» **DESCRIPTION OF THE TASK**
Collect every line of the records below that contains the word "kind".

Items from an interface collection:
____

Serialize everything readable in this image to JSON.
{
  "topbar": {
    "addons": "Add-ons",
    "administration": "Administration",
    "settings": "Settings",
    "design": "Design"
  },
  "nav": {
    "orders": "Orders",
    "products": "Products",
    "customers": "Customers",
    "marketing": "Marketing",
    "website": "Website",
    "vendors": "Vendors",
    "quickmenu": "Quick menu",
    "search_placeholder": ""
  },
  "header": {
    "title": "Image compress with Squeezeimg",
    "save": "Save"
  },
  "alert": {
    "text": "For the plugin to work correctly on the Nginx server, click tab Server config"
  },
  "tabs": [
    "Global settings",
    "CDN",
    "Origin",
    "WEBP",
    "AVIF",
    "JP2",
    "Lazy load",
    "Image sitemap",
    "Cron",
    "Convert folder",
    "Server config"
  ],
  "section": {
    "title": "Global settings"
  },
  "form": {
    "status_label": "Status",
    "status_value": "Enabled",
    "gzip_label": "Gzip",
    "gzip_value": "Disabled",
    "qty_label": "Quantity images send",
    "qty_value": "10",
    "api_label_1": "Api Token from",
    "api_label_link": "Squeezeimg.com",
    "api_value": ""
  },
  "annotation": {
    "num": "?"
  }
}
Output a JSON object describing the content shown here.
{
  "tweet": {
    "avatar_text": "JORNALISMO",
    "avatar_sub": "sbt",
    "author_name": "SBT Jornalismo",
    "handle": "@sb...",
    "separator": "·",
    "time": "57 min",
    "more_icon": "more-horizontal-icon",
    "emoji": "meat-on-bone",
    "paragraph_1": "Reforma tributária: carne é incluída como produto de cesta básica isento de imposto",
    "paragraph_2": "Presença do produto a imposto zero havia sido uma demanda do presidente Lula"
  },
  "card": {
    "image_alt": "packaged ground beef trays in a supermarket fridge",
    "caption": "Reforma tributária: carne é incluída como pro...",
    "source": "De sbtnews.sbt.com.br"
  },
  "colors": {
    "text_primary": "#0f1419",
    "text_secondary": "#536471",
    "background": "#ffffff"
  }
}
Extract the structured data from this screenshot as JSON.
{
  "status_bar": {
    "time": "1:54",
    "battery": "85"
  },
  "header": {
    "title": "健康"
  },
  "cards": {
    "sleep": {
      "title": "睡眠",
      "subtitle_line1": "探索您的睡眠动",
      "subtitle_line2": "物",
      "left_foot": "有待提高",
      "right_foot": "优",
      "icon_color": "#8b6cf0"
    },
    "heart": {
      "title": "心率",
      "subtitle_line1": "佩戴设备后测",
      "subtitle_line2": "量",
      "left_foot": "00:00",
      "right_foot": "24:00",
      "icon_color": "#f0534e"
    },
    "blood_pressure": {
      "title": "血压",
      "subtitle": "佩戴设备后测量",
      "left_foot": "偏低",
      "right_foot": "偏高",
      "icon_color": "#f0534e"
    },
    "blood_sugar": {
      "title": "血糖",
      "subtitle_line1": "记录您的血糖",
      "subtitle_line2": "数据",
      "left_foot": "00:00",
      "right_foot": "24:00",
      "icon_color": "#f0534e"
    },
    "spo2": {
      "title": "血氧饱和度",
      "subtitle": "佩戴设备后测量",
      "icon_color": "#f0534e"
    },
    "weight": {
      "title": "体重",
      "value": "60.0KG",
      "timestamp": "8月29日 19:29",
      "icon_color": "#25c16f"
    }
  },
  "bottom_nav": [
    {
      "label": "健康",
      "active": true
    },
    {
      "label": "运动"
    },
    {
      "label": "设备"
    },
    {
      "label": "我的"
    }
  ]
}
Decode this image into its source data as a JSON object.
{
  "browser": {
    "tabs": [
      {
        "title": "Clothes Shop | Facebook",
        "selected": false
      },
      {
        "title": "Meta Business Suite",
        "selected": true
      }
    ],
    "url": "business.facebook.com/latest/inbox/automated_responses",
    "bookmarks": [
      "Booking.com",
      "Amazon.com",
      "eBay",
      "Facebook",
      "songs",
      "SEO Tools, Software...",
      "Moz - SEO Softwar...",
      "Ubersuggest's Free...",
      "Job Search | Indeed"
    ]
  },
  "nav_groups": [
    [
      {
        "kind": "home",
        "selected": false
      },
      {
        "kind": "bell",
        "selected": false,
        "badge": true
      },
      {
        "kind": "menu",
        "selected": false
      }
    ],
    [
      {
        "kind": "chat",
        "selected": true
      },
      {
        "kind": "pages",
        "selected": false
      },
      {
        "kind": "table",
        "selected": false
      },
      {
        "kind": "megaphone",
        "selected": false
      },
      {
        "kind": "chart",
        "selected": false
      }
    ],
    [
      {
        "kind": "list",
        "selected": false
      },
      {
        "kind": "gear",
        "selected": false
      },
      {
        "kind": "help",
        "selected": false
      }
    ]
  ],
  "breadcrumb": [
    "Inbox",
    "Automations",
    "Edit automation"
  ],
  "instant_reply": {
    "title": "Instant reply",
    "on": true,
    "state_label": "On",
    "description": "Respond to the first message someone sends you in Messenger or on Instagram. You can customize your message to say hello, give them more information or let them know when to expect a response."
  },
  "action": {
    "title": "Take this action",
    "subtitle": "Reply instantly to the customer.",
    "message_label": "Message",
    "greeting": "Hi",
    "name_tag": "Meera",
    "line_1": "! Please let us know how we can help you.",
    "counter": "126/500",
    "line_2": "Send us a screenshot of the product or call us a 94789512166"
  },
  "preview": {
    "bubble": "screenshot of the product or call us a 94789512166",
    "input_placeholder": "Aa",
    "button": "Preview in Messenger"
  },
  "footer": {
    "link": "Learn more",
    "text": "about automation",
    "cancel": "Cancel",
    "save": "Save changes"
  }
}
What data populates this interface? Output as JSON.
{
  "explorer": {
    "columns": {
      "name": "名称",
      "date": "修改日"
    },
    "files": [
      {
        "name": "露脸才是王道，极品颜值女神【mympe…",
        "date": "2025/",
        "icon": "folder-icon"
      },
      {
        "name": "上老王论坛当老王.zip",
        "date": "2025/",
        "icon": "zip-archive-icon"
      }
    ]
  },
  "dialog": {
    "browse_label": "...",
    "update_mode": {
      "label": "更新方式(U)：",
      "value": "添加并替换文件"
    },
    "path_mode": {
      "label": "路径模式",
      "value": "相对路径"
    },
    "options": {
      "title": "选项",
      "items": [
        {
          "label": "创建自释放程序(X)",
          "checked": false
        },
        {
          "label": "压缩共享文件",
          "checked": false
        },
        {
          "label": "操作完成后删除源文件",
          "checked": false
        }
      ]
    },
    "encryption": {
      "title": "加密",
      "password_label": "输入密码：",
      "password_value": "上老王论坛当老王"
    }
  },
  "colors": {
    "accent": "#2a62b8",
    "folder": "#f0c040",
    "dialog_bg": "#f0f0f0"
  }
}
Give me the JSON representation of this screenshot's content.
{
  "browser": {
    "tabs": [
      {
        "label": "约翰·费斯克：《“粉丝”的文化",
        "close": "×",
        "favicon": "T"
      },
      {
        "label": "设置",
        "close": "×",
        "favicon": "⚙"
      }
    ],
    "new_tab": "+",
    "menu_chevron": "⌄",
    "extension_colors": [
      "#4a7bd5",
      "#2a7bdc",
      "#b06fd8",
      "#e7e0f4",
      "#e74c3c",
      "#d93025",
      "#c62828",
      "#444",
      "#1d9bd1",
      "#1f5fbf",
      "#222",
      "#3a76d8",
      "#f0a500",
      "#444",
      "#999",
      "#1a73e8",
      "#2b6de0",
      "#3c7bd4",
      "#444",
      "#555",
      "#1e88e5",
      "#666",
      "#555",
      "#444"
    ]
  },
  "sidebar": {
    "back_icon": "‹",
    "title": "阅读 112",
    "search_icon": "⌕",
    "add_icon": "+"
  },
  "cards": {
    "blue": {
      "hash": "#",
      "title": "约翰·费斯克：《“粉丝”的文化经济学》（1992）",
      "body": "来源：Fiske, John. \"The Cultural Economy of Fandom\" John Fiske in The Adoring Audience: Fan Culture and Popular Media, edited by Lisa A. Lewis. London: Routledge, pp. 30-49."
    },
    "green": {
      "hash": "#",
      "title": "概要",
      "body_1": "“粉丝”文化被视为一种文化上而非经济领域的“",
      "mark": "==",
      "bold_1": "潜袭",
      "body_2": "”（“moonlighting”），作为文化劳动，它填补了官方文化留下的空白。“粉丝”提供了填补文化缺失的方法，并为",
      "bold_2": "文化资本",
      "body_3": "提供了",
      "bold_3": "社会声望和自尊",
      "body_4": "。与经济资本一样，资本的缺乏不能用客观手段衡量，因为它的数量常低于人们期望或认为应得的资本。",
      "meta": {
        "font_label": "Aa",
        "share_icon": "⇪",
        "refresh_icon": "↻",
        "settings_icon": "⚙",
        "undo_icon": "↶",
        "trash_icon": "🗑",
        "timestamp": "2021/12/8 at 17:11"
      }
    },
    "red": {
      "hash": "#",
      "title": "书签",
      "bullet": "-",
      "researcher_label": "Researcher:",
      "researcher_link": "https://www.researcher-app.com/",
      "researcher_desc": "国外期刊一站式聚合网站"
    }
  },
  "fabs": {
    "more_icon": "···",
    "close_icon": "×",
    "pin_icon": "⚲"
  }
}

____

» **RESULT OF THE EXERCISE**
        "kind": "home",
        "kind": "bell",
        "kind": "menu",
        "kind": "chat",
        "kind": "pages",
        "kind": "table",
        "kind": "megaphone",
        "kind": "chart",
        "kind": "list",
        "kind": "gear",
        "kind": "help",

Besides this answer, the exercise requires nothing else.